So key to existence was this marvelous tree that its seeds were used as money. A rabbit could be purchased with ten dried beans, a pumpkin with four, a slave with one hundred, and a night's pleasure in a brothel with eight. Montezuma's imperial warehouse was stacked high with more than 960 million cacao beans, and each time an Aztec drank chocolate, he was drinking real money. In today's culture that can be likened to lighting a cigar with a twenty dollar bill. It was a golden age when money literally grew on trees, nevertheless like other currencies, cacao was subject to counterfeiting. Unscrupulous people stuffed hollow beans with ashes or mud.
Unfortunately chocolate's divine origin was an element that led to the fall of the Aztec empire. According to Mesoamerican mythology, one day Quetzalcoatl boarded a raft and sailed east across the ocean toward the rising sun leaving his faithful waiting and praying for his return. When Cortez arrived wearing iron armor and riding a strange steed that was also sheathed in iron (horses were unknown in the Americas until the Spanish invasion), Montezuma and his people hailed the bearded conquistador as their returning chocolate deity. Recognizing the case of mistaken identity as a way to further his own interests, Cortez took advantage of the situation and demanded that the Aztecs hand over their royal treasures.
Joyfully the people led the invader to their biggest cocoa plantation and served him large goblets of their holy chocolate drink. Cortez was amused and much more interested in the huge golden cups than the beverage itself. Whether it was tchocoatl's energy boosting and aphrodisiac virtues or the fact that it was served by lovely lasses that turned Cortez into a cocoa fancier little matters. The great conquistador was instantly hooked. For the rest of his life he kept a filled chocolate pot on his desk ready for sipping at any time night or day.
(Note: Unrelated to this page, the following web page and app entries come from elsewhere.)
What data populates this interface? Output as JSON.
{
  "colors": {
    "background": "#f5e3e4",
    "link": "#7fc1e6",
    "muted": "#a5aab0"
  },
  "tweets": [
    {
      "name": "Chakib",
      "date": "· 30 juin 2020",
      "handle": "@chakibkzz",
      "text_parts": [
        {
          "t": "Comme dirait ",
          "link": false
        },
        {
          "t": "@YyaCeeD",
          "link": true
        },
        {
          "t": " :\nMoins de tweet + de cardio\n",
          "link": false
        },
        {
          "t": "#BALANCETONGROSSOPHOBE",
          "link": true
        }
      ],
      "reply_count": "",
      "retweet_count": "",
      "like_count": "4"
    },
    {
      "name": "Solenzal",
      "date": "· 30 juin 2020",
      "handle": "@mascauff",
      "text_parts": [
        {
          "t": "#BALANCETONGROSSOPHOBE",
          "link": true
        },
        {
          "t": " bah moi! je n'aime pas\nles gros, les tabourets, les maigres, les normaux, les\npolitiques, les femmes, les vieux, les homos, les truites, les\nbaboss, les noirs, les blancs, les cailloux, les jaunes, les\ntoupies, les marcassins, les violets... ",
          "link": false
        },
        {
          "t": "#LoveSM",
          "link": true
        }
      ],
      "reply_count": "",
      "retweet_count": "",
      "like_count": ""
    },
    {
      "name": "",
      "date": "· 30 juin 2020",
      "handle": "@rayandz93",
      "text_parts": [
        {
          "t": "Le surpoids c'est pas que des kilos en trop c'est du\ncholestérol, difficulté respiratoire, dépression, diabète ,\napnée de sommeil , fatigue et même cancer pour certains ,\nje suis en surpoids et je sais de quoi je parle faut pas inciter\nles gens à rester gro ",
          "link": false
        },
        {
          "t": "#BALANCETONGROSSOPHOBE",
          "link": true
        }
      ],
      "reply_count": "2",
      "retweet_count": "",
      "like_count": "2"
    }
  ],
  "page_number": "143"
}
When Spanish missionaries arrived in the New World they set about convincing the locals to adopt a new god and began by transforming tchocoatl into a less stimulating brew. Eliminating the Aztec's spice and chile pepper additives, the clergy mixed chocolate powder with sweeteners and another New World find, vanilla. The result was delicious. So delicious that less than one hundred years later chocolate drinks had become so popular in Spain that Pope Clement VIII was faced with a serious problem. Church rules stipulated people must fast for twenty-four hours prior to taking communion, but Spanish ladies insisted on having their morning cup of chocolate before mass. His Holiness was obliged to concede.